Start of Exercise inputs

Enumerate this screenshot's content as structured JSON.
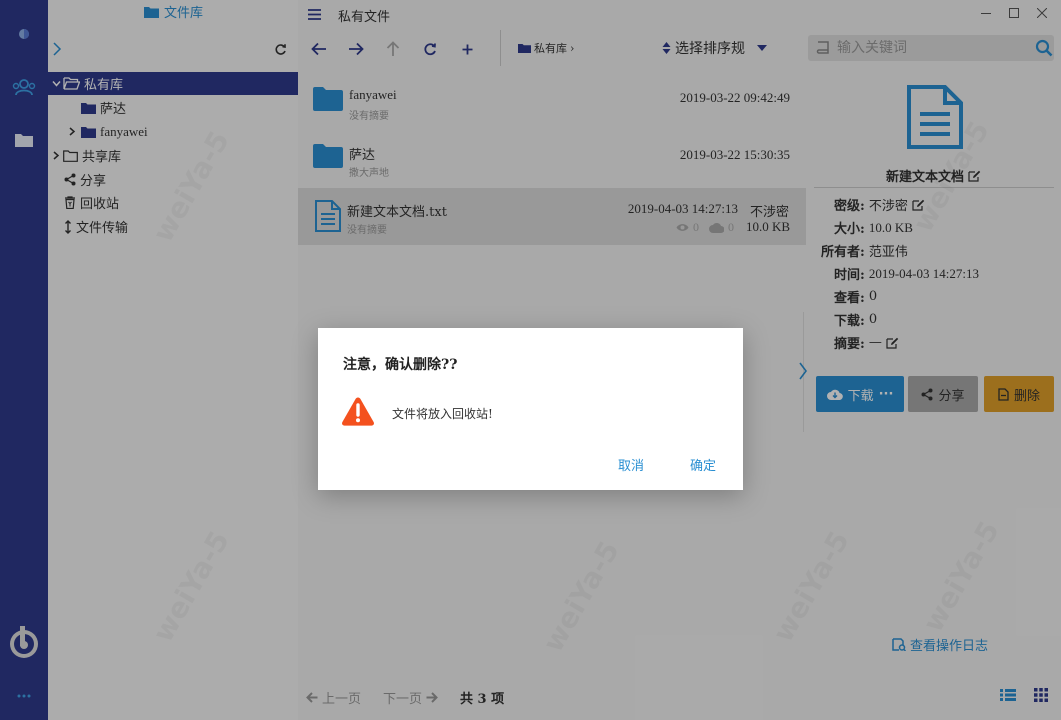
{
  "app": {
    "window_title": "私有文件"
  },
  "rail": {
    "icons": [
      "leaf-icon",
      "users-icon",
      "folder-icon",
      "logo-icon",
      "more-icon"
    ]
  },
  "tree": {
    "title": "文件库",
    "items": [
      {
        "label": "私有库"
      },
      {
        "label": "萨达"
      },
      {
        "label": "fanyawei"
      },
      {
        "label": "共享库"
      },
      {
        "label": "分享"
      },
      {
        "label": "回收站"
      },
      {
        "label": "文件传输"
      }
    ]
  },
  "toolbar": {
    "breadcrumb": "私有库",
    "sort_label": "选择排序规",
    "search_placeholder": "输入关键词"
  },
  "files": [
    {
      "name": "fanyawei",
      "desc": "没有摘要",
      "time": "2019-03-22 09:42:49"
    },
    {
      "name": "萨达",
      "desc": "撒大声地",
      "time": "2019-03-22 15:30:35"
    },
    {
      "name": "新建文本文档.txt",
      "desc": "没有摘要",
      "time": "2019-04-03 14:27:13",
      "secrecy": "不涉密",
      "views": "0",
      "downloads": "0",
      "size": "10.0 KB"
    }
  ],
  "pager": {
    "prev": "上一页",
    "next": "下一页",
    "total": "共 3 项"
  },
  "detail": {
    "name": "新建文本文档",
    "secrecy_k": "密级:",
    "secrecy_v": "不涉密",
    "size_k": "大小:",
    "size_v": "10.0 KB",
    "owner_k": "所有者:",
    "owner_v": "范亚伟",
    "time_k": "时间:",
    "time_v": "2019-04-03 14:27:13",
    "views_k": "查看:",
    "views_v": "0",
    "downloads_k": "下载:",
    "downloads_v": "0",
    "summary_k": "摘要:",
    "summary_v": "—",
    "download_btn": "下载",
    "share_btn": "分享",
    "delete_btn": "删除",
    "log_link": "查看操作日志"
  },
  "dialog": {
    "title": "注意，确认删除??",
    "message": "文件将放入回收站!",
    "cancel": "取消",
    "confirm": "确定"
  },
  "watermark": "weiYa-5",
  "colors": {
    "rail": "#2f3a8c",
    "accent": "#2a8fd2",
    "download": "#2a8fd2",
    "share": "#a9a9a9",
    "delete": "#e0a02a",
    "warning": "#f4511e"
  }
}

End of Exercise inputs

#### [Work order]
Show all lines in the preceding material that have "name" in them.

#### [Answer for this exercise]
      "name": "fanyawei",
      "name": "萨达",
      "name": "新建文本文档.txt",
    "name": "新建文本文档",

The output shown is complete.